Its steering doesn’t offer the level of enjoyment that some others in the segment do (like the BMW 3 Series), but it is easy to steer around town and at speed, with a light, accurate action and predictable response.
Although the Inscription variant doesn’t get the zestier T5 engine tune, the engine response is measured and still eager enough for everyday duties, without being overly urgent. If you plant your right foot it’ll apparently get you from 0-100km/h in 6.5 seconds, though the seat of the pants feel wasn’t quite that spectacular. The transmission is smart, shifting smoothly and cleverly and never really setting a foot wrong in terms of gear selection.
The Golf-R engined Superb belies its size with mid-range urge that would shame a lot of larger capacity engines. It's not as vocal – it's not an RS model, after all – and it's missing a bit of the oomph that Skoda Australia's hot weather tuning takes out of the European spec engine (about 16kW and 30Nm), but it's still a marvel to think this big car has such a relatively small engine under the bonnet.
Its chassis balance is spot on, too, with the 19-inch wheels and 235/40 R19 tyres still offering a decent ride compliance, as well as sharper handling when the dampers are turned up to Sport.

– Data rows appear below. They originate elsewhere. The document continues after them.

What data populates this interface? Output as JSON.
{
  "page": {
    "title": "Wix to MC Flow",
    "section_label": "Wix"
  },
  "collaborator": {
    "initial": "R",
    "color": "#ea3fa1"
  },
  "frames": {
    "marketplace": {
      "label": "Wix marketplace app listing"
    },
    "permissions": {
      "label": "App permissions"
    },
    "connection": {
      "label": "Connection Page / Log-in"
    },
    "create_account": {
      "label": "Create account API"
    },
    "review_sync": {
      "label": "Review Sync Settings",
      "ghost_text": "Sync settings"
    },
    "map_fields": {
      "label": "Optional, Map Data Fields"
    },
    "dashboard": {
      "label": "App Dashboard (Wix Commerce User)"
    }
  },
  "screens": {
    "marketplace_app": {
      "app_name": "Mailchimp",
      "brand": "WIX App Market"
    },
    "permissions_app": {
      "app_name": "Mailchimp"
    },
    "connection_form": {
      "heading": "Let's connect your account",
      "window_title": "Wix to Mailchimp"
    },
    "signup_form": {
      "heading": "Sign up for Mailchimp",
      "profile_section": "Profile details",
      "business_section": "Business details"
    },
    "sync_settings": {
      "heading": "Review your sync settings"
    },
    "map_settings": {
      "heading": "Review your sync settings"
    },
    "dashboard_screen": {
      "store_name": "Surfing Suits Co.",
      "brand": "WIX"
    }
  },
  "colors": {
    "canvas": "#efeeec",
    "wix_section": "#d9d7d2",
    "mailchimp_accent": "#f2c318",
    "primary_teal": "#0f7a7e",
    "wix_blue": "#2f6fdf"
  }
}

The AWD system, too, is a great addition, providing a more stable, connected feel that ties both ends of the car better than the FWD-only versions. Be warned, though – AWD cars need to have all four tyres replaced at the same time, even if you've only worn the fronts or damaged a single tyre.
Steering feel is good, if a little isolated, but overall, the Superb shrinks around the driver, behaving for the most part like a smaller, more agile car.
Volvo’s V60 scored the maximum five star Euro NCAP crash test rating when tested in 2018. They haven’t been put through the ANCAP ringer yet, but a maximum five-star score is as good as a given, based on the equipment fitted to the entire model range.
Standard safety equipment for all V60 models includes auto emergency braking (AEB) with pedestrian and cyclist detection, rear AEB, lane keeping assist with lane departure warning, blind spot monitoring with steering assist, rear cross-traffic alert, adaptive cruise control, and a reversing camera with front and rear parking sensors (plus 360-degree surround view standard on all but Momentum grades).
There are six airbags (dual front, front side, full-length curtain), plus there are dual ISOFIX child seat anchor points and three top-tether restraints, too.
The five-star ANCAP Superb is well equipped with safety kit, including nine airbags (front driver and passenger, driver's knee airbag, front and rear side airbags and front and rear curtain airbags), AEB (auto emergency braking) which operates at speeds of up to 65km/h, lane departure assistance, adaptive cruise control, side assist and rear traffic alert.
Volvo offers a three year/unlimited kilometres warranty plan, and backs its cars with the same cover for roadside assist for the duration of the new car warranty.
Servicing is due every 12 months or 15,000km, and Volvo offers two different levels of pre-purchase servicing for customers to choose: SmartCare, which offers the basic maintenance cover, and SmartCare Plus, which includes consumables like brake pads/discs, wiper blades/inserts and wheel alignments.
And customers get the choice of a three-year/45,000km plan, a four-year/60,000km plan, or a five-year/75,000km plan.
Skoda offers a pre-paid 'Service Pack' for the Superb , with a three-year/45,000km plan costing $1299 and a five-year/75,000 plan coming in at $2650.
Service intervals of 15,000km or 12 months are suggested.
The car is covered by a five-year, unlimited kilometre warranty.